# INPUT DATA:
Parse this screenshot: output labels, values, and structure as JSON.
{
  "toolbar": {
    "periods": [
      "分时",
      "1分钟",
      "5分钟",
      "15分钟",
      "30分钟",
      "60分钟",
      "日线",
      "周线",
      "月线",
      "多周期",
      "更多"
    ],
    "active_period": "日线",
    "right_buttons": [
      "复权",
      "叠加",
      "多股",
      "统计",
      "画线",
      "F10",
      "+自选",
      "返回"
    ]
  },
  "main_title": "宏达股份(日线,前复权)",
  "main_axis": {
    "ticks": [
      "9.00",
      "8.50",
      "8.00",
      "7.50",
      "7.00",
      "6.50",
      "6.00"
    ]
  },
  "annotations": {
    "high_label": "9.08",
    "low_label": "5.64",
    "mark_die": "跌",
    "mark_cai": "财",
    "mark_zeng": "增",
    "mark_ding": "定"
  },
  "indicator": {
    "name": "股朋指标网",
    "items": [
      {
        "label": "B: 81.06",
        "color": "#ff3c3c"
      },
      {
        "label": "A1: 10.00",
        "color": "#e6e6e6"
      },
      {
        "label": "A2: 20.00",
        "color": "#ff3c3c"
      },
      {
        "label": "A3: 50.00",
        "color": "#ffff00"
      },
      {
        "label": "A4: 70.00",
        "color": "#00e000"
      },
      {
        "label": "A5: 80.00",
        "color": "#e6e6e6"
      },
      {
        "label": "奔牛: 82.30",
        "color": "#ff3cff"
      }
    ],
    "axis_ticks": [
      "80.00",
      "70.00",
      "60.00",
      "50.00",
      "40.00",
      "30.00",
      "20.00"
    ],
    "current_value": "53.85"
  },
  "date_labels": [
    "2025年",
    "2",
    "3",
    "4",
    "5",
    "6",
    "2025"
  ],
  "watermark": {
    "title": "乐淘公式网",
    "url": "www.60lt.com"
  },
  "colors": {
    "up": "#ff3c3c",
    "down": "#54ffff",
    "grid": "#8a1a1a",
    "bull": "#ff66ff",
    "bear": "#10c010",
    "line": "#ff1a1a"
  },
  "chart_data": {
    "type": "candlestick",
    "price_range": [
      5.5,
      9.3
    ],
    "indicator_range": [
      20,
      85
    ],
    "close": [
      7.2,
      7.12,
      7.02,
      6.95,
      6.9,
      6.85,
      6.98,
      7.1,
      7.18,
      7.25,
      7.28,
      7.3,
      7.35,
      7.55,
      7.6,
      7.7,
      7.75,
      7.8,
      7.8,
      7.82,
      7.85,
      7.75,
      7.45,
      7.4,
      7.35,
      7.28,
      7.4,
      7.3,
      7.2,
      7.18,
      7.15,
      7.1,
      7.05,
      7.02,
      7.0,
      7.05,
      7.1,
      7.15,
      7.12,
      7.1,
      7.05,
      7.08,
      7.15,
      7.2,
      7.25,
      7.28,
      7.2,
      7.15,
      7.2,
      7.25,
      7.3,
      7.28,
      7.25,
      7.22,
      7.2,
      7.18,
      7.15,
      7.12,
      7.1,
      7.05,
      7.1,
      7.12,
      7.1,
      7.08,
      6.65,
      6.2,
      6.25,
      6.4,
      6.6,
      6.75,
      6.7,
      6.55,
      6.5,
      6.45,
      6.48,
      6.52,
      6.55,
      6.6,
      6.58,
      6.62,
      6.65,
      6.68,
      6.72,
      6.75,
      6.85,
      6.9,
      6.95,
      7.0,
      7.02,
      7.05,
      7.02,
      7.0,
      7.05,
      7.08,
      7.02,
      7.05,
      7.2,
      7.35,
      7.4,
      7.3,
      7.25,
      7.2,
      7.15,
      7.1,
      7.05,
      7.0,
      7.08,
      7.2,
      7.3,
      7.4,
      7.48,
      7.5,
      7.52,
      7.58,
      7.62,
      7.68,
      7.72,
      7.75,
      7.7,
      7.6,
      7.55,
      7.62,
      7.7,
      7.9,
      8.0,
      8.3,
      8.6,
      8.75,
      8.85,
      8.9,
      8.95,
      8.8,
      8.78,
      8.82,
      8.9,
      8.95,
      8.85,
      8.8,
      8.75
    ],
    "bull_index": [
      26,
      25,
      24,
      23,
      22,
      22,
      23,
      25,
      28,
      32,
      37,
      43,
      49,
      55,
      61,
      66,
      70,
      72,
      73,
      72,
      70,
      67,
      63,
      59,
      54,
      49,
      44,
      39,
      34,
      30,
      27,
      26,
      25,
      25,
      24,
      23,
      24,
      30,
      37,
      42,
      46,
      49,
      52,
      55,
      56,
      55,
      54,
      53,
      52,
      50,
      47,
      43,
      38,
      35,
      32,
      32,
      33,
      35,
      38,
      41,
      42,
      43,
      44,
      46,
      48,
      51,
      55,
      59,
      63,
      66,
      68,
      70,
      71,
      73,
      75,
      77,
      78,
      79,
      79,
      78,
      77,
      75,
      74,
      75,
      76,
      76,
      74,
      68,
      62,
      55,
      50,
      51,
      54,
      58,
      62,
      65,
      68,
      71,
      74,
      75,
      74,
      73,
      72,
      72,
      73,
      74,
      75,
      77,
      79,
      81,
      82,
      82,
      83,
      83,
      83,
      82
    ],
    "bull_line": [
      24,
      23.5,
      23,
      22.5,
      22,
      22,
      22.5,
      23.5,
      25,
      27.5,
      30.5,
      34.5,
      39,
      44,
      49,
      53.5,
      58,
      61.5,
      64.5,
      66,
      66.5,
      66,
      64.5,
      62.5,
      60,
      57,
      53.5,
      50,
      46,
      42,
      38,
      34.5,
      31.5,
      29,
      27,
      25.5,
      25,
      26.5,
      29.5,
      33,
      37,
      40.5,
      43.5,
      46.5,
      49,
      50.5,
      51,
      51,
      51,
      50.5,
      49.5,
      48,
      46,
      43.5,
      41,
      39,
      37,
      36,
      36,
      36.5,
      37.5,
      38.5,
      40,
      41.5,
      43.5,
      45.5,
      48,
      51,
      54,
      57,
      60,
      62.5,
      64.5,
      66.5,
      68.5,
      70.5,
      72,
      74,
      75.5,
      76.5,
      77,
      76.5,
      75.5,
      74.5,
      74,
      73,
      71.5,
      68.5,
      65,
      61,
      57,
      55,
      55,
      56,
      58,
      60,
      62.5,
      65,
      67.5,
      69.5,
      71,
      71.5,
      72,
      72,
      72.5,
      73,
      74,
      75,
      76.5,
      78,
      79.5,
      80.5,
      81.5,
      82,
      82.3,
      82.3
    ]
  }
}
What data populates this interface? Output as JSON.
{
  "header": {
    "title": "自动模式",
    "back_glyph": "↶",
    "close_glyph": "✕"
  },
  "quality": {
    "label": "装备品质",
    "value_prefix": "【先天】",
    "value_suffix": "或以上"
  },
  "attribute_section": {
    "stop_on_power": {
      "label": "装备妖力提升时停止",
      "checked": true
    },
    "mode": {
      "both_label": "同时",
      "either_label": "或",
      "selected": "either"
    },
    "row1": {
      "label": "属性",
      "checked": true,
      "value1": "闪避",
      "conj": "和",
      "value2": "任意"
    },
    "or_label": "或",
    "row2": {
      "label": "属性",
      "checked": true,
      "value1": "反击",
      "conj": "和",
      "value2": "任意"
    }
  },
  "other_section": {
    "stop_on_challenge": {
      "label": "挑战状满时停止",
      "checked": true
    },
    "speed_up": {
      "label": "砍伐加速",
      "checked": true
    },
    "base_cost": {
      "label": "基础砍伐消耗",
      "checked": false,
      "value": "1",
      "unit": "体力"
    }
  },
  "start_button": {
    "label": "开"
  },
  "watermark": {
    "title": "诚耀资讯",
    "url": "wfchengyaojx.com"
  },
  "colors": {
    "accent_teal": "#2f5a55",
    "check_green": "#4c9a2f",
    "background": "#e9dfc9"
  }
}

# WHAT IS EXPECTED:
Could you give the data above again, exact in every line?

# WRITTEN ANSWER:
Parse this screenshot: output labels, values, and structure as JSON.
{
  "toolbar": {
    "periods": [
      "分时",
      "1分钟",
      "5分钟",
      "15分钟",
      "30分钟",
      "60分钟",
      "日线",
      "周线",
      "月线",
      "多周期",
      "更多"
    ],
    "active_period": "日线",
    "right_buttons": [
      "复权",
      "叠加",
      "多股",
      "统计",
      "画线",
      "F10",
      "+自选",
      "返回"
    ]
  },
  "main_title": "宏达股份(日线,前复权)",
  "main_axis": {
    "ticks": [
      "9.00",
      "8.50",
      "8.00",
      "7.50",
      "7.00",
      "6.50",
      "6.00"
    ]
  },
  "annotations": {
    "high_label": "9.08",
    "low_label": "5.64",
    "mark_die": "跌",
    "mark_cai": "财",
    "mark_zeng": "增",
    "mark_ding": "定"
  },
  "indicator": {
    "name": "股朋指标网",
    "items": [
      {
        "label": "B: 81.06",
        "color": "#ff3c3c"
      },
      {
        "label": "A1: 10.00",
        "color": "#e6e6e6"
      },
      {
        "label": "A2: 20.00",
        "color": "#ff3c3c"
      },
      {
        "label": "A3: 50.00",
        "color": "#ffff00"
      },
      {
        "label": "A4: 70.00",
        "color": "#00e000"
      },
      {
        "label": "A5: 80.00",
        "color": "#e6e6e6"
      },
      {
        "label": "奔牛: 82.30",
        "color": "#ff3cff"
      }
    ],
    "axis_ticks": [
      "80.00",
      "70.00",
      "60.00",
      "50.00",
      "40.00",
      "30.00",
      "20.00"
    ],
    "current_value": "53.85"
  },
  "date_labels": [
    "2025年",
    "2",
    "3",
    "4",
    "5",
    "6",
    "2025"
  ],
  "watermark": {
    "title": "乐淘公式网",
    "url": "www.60lt.com"
  },
  "colors": {
    "up": "#ff3c3c",
    "down": "#54ffff",
    "grid": "#8a1a1a",
    "bull": "#ff66ff",
    "bear": "#10c010",
    "line": "#ff1a1a"
  },
  "chart_data": {
    "type": "candlestick",
    "price_range": [
      5.5,
      9.3
    ],
    "indicator_range": [
      20,
      85
    ],
    "close": [
      7.2,
      7.12,
      7.02,
      6.95,
      6.9,
      6.85,
      6.98,
      7.1,
      7.18,
      7.25,
      7.28,
      7.3,
      7.35,
      7.55,
      7.6,
      7.7,
      7.75,
      7.8,
      7.8,
      7.82,
      7.85,
      7.75,
      7.45,
      7.4,
      7.35,
      7.28,
      7.4,
      7.3,
      7.2,
      7.18,
      7.15,
      7.1,
      7.05,
      7.02,
      7.0,
      7.05,
      7.1,
      7.15,
      7.12,
      7.1,
      7.05,
      7.08,
      7.15,
      7.2,
      7.25,
      7.28,
      7.2,
      7.15,
      7.2,
      7.25,
      7.3,
      7.28,
      7.25,
      7.22,
      7.2,
      7.18,
      7.15,
      7.12,
      7.1,
      7.05,
      7.1,
      7.12,
      7.1,
      7.08,
      6.65,
      6.2,
      6.25,
      6.4,
      6.6,
      6.75,
      6.7,
      6.55,
      6.5,
      6.45,
      6.48,
      6.52,
      6.55,
      6.6,
      6.58,
      6.62,
      6.65,
      6.68,
      6.72,
      6.75,
      6.85,
      6.9,
      6.95,
      7.0,
      7.02,
      7.05,
      7.02,
      7.0,
      7.05,
      7.08,
      7.02,
      7.05,
      7.2,
      7.35,
      7.4,
      7.3,
      7.25,
      7.2,
      7.15,
      7.1,
      7.05,
      7.0,
      7.08,
      7.2,
      7.3,
      7.4,
      7.48,
      7.5,
      7.52,
      7.58,
      7.62,
      7.68,
      7.72,
      7.75,
      7.7,
      7.6,
      7.55,
      7.62,
      7.7,
      7.9,
      8.0,
      8.3,
      8.6,
      8.75,
      8.85,
      8.9,
      8.95,
      8.8,
      8.78,
      8.82,
      8.9,
      8.95,
      8.85,
      8.8,
      8.75
    ],
    "bull_index": [
      26,
      25,
      24,
      23,
      22,
      22,
      23,
      25,
      28,
      32,
      37,
      43,
      49,
      55,
      61,
      66,
      70,
      72,
      73,
      72,
      70,
      67,
      63,
      59,
      54,
      49,
      44,
      39,
      34,
      30,
      27,
      26,
      25,
      25,
      24,
      23,
      24,
      30,
      37,
      42,
      46,
      49,
      52,
      55,
      56,
      55,
      54,
      53,
      52,
      50,
      47,
      43,
      38,
      35,
      32,
      32,
      33,
      35,
      38,
      41,
      42,
      43,
      44,
      46,
      48,
      51,
      55,
      59,
      63,
      66,
      68,
      70,
      71,
      73,
      75,
      77,
      78,
      79,
      79,
      78,
      77,
      75,
      74,
      75,
      76,
      76,
      74,
      68,
      62,
      55,
      50,
      51,
      54,
      58,
      62,
      65,
      68,
      71,
      74,
      75,
      74,
      73,
      72,
      72,
      73,
      74,
      75,
      77,
      79,
      81,
      82,
      82,
      83,
      83,
      83,
      82
    ],
    "bull_line": [
      24,
      23.5,
      23,
      22.5,
      22,
      22,
      22.5,
      23.5,
      25,
      27.5,
      30.5,
      34.5,
      39,
      44,
      49,
      53.5,
      58,
      61.5,
      64.5,
      66,
      66.5,
      66,
      64.5,
      62.5,
      60,
      57,
      53.5,
      50,
      46,
      42,
      38,
      34.5,
      31.5,
      29,
      27,
      25.5,
      25,
      26.5,
      29.5,
      33,
      37,
      40.5,
      43.5,
      46.5,
      49,
      50.5,
      51,
      51,
      51,
      50.5,
      49.5,
      48,
      46,
      43.5,
      41,
      39,
      37,
      36,
      36,
      36.5,
      37.5,
      38.5,
      40,
      41.5,
      43.5,
      45.5,
      48,
      51,
      54,
      57,
      60,
      62.5,
      64.5,
      66.5,
      68.5,
      70.5,
      72,
      74,
      75.5,
      76.5,
      77,
      76.5,
      75.5,
      74.5,
      74,
      73,
      71.5,
      68.5,
      65,
      61,
      57,
      55,
      55,
      56,
      58,
      60,
      62.5,
      65,
      67.5,
      69.5,
      71,
      71.5,
      72,
      72,
      72.5,
      73,
      74,
      75,
      76.5,
      78,
      79.5,
      80.5,
      81.5,
      82,
      82.3,
      82.3
    ]
  }
}
What data populates this interface? Output as JSON.
{
  "header": {
    "title": "自动模式",
    "back_glyph": "↶",
    "close_glyph": "✕"
  },
  "quality": {
    "label": "装备品质",
    "value_prefix": "【先天】",
    "value_suffix": "或以上"
  },
  "attribute_section": {
    "stop_on_power": {
      "label": "装备妖力提升时停止",
      "checked": true
    },
    "mode": {
      "both_label": "同时",
      "either_label": "或",
      "selected": "either"
    },
    "row1": {
      "label": "属性",
      "checked": true,
      "value1": "闪避",
      "conj": "和",
      "value2": "任意"
    },
    "or_label": "或",
    "row2": {
      "label": "属性",
      "checked": true,
      "value1": "反击",
      "conj": "和",
      "value2": "任意"
    }
  },
  "other_section": {
    "stop_on_challenge": {
      "label": "挑战状满时停止",
      "checked": true
    },
    "speed_up": {
      "label": "砍伐加速",
      "checked": true
    },
    "base_cost": {
      "label": "基础砍伐消耗",
      "checked": false,
      "value": "1",
      "unit": "体力"
    }
  },
  "start_button": {
    "label": "开"
  },
  "watermark": {
    "title": "诚耀资讯",
    "url": "wfchengyaojx.com"
  },
  "colors": {
    "accent_teal": "#2f5a55",
    "check_green": "#4c9a2f",
    "background": "#e9dfc9"
  }
}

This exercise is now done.